── Records shown

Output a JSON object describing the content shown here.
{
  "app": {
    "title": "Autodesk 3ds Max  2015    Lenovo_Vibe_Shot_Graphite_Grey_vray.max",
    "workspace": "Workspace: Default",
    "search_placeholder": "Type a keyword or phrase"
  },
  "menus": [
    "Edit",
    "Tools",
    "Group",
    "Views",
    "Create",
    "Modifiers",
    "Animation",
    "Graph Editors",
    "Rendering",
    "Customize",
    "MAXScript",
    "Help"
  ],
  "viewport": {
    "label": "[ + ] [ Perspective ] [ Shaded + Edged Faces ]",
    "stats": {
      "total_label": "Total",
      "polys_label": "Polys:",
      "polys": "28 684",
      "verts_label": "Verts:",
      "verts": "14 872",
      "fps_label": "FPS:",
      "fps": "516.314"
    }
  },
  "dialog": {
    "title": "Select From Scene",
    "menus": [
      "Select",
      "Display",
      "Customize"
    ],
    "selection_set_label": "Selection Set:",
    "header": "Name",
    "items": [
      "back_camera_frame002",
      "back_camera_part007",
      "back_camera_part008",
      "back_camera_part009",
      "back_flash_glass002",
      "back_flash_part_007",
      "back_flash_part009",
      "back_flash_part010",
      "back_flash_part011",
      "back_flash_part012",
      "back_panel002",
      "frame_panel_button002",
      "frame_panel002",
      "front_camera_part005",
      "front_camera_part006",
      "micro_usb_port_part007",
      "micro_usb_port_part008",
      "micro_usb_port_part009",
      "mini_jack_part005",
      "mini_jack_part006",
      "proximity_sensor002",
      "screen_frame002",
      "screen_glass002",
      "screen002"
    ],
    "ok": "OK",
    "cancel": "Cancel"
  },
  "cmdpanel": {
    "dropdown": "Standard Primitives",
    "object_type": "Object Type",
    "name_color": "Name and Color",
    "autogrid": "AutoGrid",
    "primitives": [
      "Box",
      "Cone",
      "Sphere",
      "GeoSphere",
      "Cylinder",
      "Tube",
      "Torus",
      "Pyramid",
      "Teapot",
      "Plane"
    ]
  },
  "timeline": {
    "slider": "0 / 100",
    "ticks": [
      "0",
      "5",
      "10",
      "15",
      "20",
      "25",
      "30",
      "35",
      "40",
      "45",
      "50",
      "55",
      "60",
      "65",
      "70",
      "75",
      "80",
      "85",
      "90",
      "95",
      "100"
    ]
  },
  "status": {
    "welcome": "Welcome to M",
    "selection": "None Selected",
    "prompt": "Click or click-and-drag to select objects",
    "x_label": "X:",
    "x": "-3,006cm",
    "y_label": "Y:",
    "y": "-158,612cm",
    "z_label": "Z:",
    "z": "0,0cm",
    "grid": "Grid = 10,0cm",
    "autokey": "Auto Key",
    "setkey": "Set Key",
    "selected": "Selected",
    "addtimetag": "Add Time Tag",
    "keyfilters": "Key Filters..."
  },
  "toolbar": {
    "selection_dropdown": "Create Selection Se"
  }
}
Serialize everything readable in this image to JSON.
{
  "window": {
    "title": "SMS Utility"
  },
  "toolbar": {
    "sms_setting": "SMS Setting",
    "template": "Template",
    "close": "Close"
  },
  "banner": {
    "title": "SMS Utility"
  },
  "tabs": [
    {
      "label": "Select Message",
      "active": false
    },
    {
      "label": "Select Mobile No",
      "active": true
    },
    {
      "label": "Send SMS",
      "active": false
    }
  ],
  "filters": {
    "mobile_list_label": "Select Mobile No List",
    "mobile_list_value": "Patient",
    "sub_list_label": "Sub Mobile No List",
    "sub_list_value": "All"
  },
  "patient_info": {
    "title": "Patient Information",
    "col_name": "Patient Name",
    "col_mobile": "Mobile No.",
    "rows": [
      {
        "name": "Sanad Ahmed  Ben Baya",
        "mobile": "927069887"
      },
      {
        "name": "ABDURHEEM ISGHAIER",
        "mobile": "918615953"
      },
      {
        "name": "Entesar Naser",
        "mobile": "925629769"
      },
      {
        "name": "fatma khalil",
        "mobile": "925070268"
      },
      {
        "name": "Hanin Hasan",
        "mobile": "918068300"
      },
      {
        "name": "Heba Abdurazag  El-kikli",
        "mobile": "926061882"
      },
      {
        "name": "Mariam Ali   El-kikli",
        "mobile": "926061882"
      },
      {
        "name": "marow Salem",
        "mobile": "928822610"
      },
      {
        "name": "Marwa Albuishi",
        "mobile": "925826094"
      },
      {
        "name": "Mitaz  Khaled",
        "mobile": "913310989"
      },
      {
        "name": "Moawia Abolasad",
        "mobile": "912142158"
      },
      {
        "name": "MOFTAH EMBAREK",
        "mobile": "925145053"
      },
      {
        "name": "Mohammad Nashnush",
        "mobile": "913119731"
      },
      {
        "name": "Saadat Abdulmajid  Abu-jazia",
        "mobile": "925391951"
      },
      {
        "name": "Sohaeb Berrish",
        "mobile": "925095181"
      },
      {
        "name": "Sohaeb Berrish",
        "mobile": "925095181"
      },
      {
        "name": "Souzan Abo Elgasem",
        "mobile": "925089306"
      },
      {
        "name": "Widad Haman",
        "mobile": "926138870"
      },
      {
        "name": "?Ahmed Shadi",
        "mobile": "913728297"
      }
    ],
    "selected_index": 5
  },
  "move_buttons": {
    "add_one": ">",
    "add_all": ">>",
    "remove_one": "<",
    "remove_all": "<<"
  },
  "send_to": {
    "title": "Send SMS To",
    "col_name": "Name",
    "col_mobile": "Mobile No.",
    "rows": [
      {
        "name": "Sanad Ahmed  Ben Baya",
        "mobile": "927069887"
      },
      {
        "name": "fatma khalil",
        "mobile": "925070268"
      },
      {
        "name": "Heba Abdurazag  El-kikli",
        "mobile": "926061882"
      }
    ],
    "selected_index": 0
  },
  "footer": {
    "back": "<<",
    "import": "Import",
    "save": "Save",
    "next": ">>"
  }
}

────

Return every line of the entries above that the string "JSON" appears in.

Output a JSON object describing the content shown here.
Serialize everything readable in this image to JSON.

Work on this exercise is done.